The fourth screen displays the measurement result.

In our case, we see the value of the working frequency, SWR, Z, R, X, Return Loss, and Rho (magnitude of the reflection coefficient). But this is not a complete list of parameters that can be obtained and displayed on the screen.

Below is a list of commands and parameters that ZERO II can return:


In addition, the command ZERO.setZ0(double Z0) can be used to set the impedance value of the system.

Links to the components used:

Problems you may encounter when implementing this project:

An unsuccessful attempt to compile the sketch.

Check if you have added all the necessary libraries. Check the correctness of selecting the Arduino model type and serial port number in the IDE settings.

After uploading the sketch, nothing is displayed on the LCD screen.

A trimmer resistor on the back of the screen adjusts the screen contrast. It may be necessary to adjust the contrast. Depending on the type of LCD controller used, the I2C address may differ. Check with the screen manufacturer for the address value. As a rule, the basic value is 0x27. This line specifies the address: LiquidCrystal_I2C lcd(0x27, 20, 4).

Depending on the type of LCD controller used, the I2C address of the screen may differ. Check with the screen manufacturer for the address value. Usually, the base value is 0x27. The address is written in this line: LiquidCrystal_I2C lcd(0x27, 20, 4).

The encoder knob does not change or incorrectly changes the working frequency value. 

It may be due to the type of encoder used and the two variants of reading the rotation direction. Try changing the last two parameters here (0 or 1): encMinim enc(CLK, DT, SW, 1, 0).

The name of the library clearly indicates that data exchange between the analyzer and Arduino is carried out using the UART protocol.

However, ZERO II has other user interfaces. In the future, we also plan to create a library for the I2C protocol.
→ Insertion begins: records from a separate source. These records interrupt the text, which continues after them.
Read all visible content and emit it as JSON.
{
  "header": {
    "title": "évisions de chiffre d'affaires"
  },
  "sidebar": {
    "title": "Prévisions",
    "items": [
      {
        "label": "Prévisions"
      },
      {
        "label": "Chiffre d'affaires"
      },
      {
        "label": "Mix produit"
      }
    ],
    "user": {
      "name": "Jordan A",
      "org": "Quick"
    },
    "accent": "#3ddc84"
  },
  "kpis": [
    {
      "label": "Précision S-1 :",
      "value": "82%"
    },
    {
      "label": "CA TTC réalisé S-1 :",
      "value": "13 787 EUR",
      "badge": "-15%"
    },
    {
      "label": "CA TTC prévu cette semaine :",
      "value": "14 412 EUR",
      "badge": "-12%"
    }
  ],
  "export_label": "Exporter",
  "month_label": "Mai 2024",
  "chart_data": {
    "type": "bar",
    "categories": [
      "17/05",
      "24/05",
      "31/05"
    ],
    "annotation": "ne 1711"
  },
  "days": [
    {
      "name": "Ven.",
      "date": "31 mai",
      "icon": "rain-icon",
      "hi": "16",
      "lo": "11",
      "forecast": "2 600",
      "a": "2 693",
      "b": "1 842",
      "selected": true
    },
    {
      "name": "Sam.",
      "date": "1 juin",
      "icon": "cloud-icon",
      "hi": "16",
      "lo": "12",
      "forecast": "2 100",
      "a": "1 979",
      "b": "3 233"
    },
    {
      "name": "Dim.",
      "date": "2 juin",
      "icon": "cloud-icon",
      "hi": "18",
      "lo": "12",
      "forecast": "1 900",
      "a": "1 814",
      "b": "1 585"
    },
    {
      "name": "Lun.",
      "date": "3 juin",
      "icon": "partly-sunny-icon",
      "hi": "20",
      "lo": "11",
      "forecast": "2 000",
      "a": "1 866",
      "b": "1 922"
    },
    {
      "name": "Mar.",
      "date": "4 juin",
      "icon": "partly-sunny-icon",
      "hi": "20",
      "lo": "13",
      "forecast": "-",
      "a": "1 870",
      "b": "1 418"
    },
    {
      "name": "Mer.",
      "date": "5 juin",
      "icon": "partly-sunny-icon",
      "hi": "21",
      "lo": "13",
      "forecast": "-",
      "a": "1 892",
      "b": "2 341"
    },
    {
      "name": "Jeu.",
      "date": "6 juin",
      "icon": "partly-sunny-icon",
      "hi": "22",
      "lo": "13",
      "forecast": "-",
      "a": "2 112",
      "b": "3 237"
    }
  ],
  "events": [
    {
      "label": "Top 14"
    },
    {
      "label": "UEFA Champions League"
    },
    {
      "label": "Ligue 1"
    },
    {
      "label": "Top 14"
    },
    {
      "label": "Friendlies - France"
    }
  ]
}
Unlike AA-30.ZERO (which has a text format for commands), all commands and data in the ZERO II analyzer have a binary format.

You can familiarize yourself with the data format of the analyzer and learn other technical details in this manual.

Please feel free to ask us any questions. We are always available at email: and on our Facebook page.